First of all, Paul Sinclair is not trying to be Robert Plant.
Although the singer has been performing the music of the legendary rock band Led Zeppelin for more than a decade now, he is reluctant to compare himself to lead singer Plant, whom he considers one of the greatest vocalists in rock history.
“What made (Plant) such a standout vocalist is his ability to transition from his regular register to a high, falsetto tone,” Sinclair said. “His falsetto was so robust and had so much character. My falsetto is good, but it’s not as durable as Robert Plant’s.”
Still, Sinclair has made a good living singing in Plant’s soaring vocal style with his band Get the Led Out. The Philadelphia-based ensemble of six musicians has carved a musical niche performing the vast music catalog of Led Zeppelin without resorting to impersonation — in other words, don’t call them a tribute band.
“The perception of a tribute band is musicians performing in ill-fitting costumes with bad wigs,” Sinclair said. “Our goal is to recreate the the multilayered recordings they made, the recordings everyone remembers, live, on stage.”
These songs include such classics as “Black Dog,” “Rock and Roll,” “The Immigrant Song,” “Whole Lotta Love,” “Kashmir,” “Ramble On” and, of course, the inevitable “Stairway to Heaven.”
Get the Led Out will be in concert August 19th at Fraze Pavilion, Kettering Ohio. The band has sold out there show here for the past three years.
Aerosmith, Led Zeppelin
Sinclair and Get the Led Out lead guitarist Paul Hammond have been friends since they were teenagers in the 1970s. They began writing original songs together, their inspiration being great 1970s rock bands that included Aerosmith and Led Zeppelin.
Sinclair said he spent the majority of the next two decades singing in bands and trying to become a rock star.
“With the time and effort I put into being a rock star, I could have been a brain surgeon,” he said.
In 2003, Sinclair and Hammond’s love and respect for the musical legacy of Led Zeppelin led them to form Get the Led Out. Their goal became not just to perform the music live but to recreate the complex sound quality of Led Zeppelin recordings on stage — not an easy technical feat.
Even the Zep didn’t do it
The layering of guitars, vocals and other instruments that made the recordings of Plant, guitarist Jimmy Page, bassist John Paul Jones and drummer John Bonham so unique and powerful is something even Led Zeppelin didn’t try to to recreate live, Sinclair said.
In the recording studio, Sinclair said, Page was an innovator who would overdub guitars, keyboards and vocals on multiple tracks, something the band couldn’t reproduce live with 1970s’ technology.

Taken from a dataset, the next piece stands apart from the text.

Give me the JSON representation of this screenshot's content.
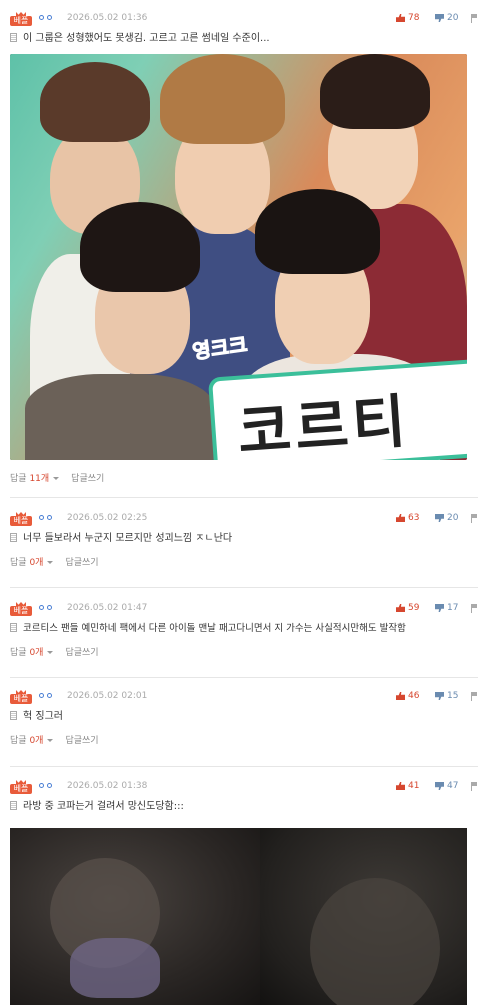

“Many people don’t quite understand the layering of instruments in recordings,” he said. “Zeppelin never did what we started doing live. In a song like ‘Ramble On,’ they would have had to add more instruments than four people could play live at any one time. And they weren’t about hiring more musicians.”
The Top 5 Zep favorites?
Sinclair said his top five favorite Led Zeppelin songs to perform live are “Heartbreaker,” “Babe I’m Gonna Leave You,” “Ramble On,” “Hey Hey
What Can I Do” (the B side of “The Immigrant Song” single) and yes, “Stairway to Heaven.”
“I don’t want to be corny, but when we play that song in concert it’s like a religious experience,” he said.
Sinclair said Led Zeppelin’s music catalog is so vast that every concert Get the Led Out plays is different. The band also performs lesser-known tunes that Led Zeppelin rarely or never performed in concert, as well as an acoustic set with songs such as “Tangerine” and the “Battle of Evermore” performed with their original instrumentation.
“Of 73 songs, we perform about 60 of them,” he said. “We play about 20 songs a night for over two hours, so we can change from night to night to make the shows fresh for everyone.”
3 generations cheering
What amazes Sinclair the most during performances is looking out into the crowd and seeing three generations of fans cheering for their favorite Zeppelin songs.
“Led Zeppelin are sort of the classical composers of the rock era,” he said. “I believe 100 years from now they will be looked at as the Bach or Beethoven of our time. So we’re helping to keep this music alive for future generations.”